  • It is very important to capture customer quotes. Nothing like “Joe Brown of XYZ inc – this is what he said …”Qualitative conclusionsNot quantitative. You might have to follow up, do surveys etc.
  • Transcript

    • 1. Customer Interviews & Market Discovery -Sada Kshirsagar
    • 2. Market Analysis• Listen and observe what is going on in the market. The expertise gained with these activities provides a foundation to guide decisions throughout the product definition and launch phases
    • 3. Purpose• What it is for - – Discover unmet needs – Discover how customers use your product today – Discover where your product fits in the customers ecosystem• What it is not for – Selling your product (I am not selling – So no sales people) – Not about asking the customer what they want in the product

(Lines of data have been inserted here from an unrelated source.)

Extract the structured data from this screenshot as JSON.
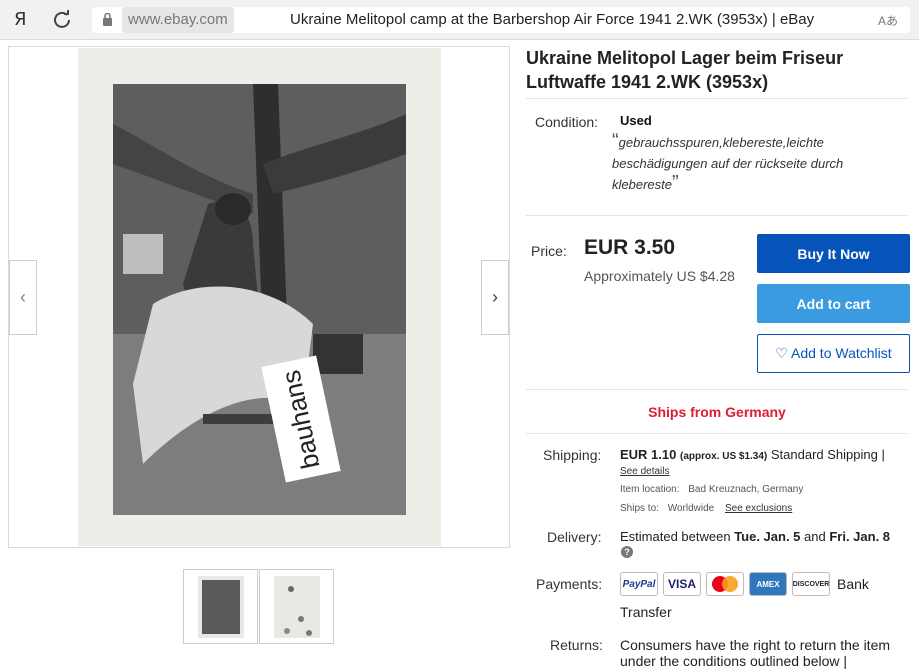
{
  "browser": {
    "logo": "Я",
    "domain": "www.ebay.com",
    "tab_title": "Ukraine Melitopol camp at the Barbershop Air Force 1941 2.WK (3953x) | eBay",
    "translate": "Aあ"
  },
  "gallery": {
    "watermark": "bauhans",
    "prev_arrow": "‹",
    "next_arrow": "›",
    "thumbnail_count": 2
  },
  "listing": {
    "title": "Ukraine Melitopol Lager beim Friseur Luftwaffe 1941 2.WK (3953x)",
    "condition_label": "Condition:",
    "condition_value": "Used",
    "condition_desc": "gebrauchsspuren,klebereste,leichte beschädigungen auf der rückseite durch klebereste",
    "open_quote": "“",
    "close_quote": "”",
    "price_label": "Price:",
    "price": "EUR 3.50",
    "approx": "Approximately US $4.28",
    "buy_now": "Buy It Now",
    "add_cart": "Add to cart",
    "watchlist": "♡ Add to Watchlist",
    "ships_from": "Ships from Germany"
  },
  "shipping": {
    "label": "Shipping:",
    "cost": "EUR 1.10",
    "approx": "(approx. US $1.34)",
    "service": "Standard Shipping |",
    "see_details": "See details",
    "item_location_label": "Item location:",
    "item_location": "Bad Kreuznach, Germany",
    "ships_to_label": "Ships to:",
    "ships_to": "Worldwide",
    "see_exclusions": "See exclusions"
  },
  "delivery": {
    "label": "Delivery:",
    "prefix": "Estimated between ",
    "start": "Tue. Jan. 5",
    "and": " and ",
    "end": "Fri. Jan. 8",
    "help": "?"
  },
  "payments": {
    "label": "Payments:",
    "paypal": "PayPal",
    "visa": "VISA",
    "amex": "AMEX",
    "discover": "DISCOVER",
    "bank": "Bank",
    "transfer": "Transfer"
  },
  "returns": {
    "label": "Returns:",
    "text": "Consumers have the right to return the item under the conditions outlined below |"
  }
}
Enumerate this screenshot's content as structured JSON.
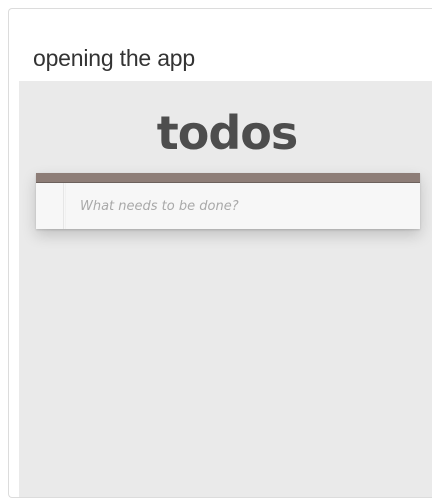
{
  "caption": "opening the app",
  "app": {
    "title": "todos",
    "new_todo": {
      "value": "",
      "placeholder": "What needs to be done?"
    }
  },
  "colors": {
    "header_bar": "#8d7d77",
    "app_background": "#eaeaea",
    "title": "#4d4d4d"
  }
}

    • 4. Before you talk• Source for names• Objectives & Profile who you are going to talk – New vs. Experienced users – Customer vs. Prospect – User vs. Economic Buyer/Technical Buyer – Engineer/User vs. Manager• Qualify the customer you want to talk to• Clear it with sales staff• Know about the company• Know what communication they have had with your company• Develop a list of questions to ask• Communicate the purpose to the customer
    • 5. Asking Questions• Open Ended – Engage the customer to provide insight• “What” questions – focus on events – What problems have you experienced…? – What drives you crazy about your job? (market problems) – What neat products have you seen lately? (technology assessment) – What do you think of my company and product? (distinctive competence)• “How” questions – focus on process of doing things – How do you use…? – How do you prepare…?• “Why” questions – questions that require explanation – Why is that…? – Why do you…?• “Who” questions – insight into influence – Who do you listen to for market trends? (market research) – Who are my competitors and what do you think of them? (competitive analysis)
    • 6. Asking questions• “Could” questions – gentle, open conversation – Could you give me an example…? – Could you walk through this…?• Avoid – – Closed ended – prompting ‘yes’/’no’ responses • “Do” you think this is a problem? • “Are” you going to…? • “Can” you do this…? – Asking for pet enhancements – Leading questions • If this is done this way …will it satisfy your need? • Don’t you think this is better than the other? – Biased questions • We are thinking about this idea, what do you think about it?
    • 7. Observe• Observe users – Start with an open agenda – Understand “a day in the life…” – When do they pick up a pencil? – How do they buy technology? – How do they survive without your technology? – Observe regular people who use your product daily – What is the customer experience like? – Look for “moments of truth”
    • 8. Take away• Notes, notes, notes• Wrap up – Debrief the group – Top 5 points – Compare with other visits – Thank the customers & permission for later visit/question – File your individual reports for sharing it with groups – Send summary/report of conclusion of all visits – Build next steps• Customer quotes• Get in-depth understanding of user needs• Clear perspective for establishing product development priorities• Authoritative knowledge of your target market
    • 9. The bottom line Get out of your office!You won’t learn anything about problemsin the market by sitting at your deskThe building is full of product expertsYour company needs market experts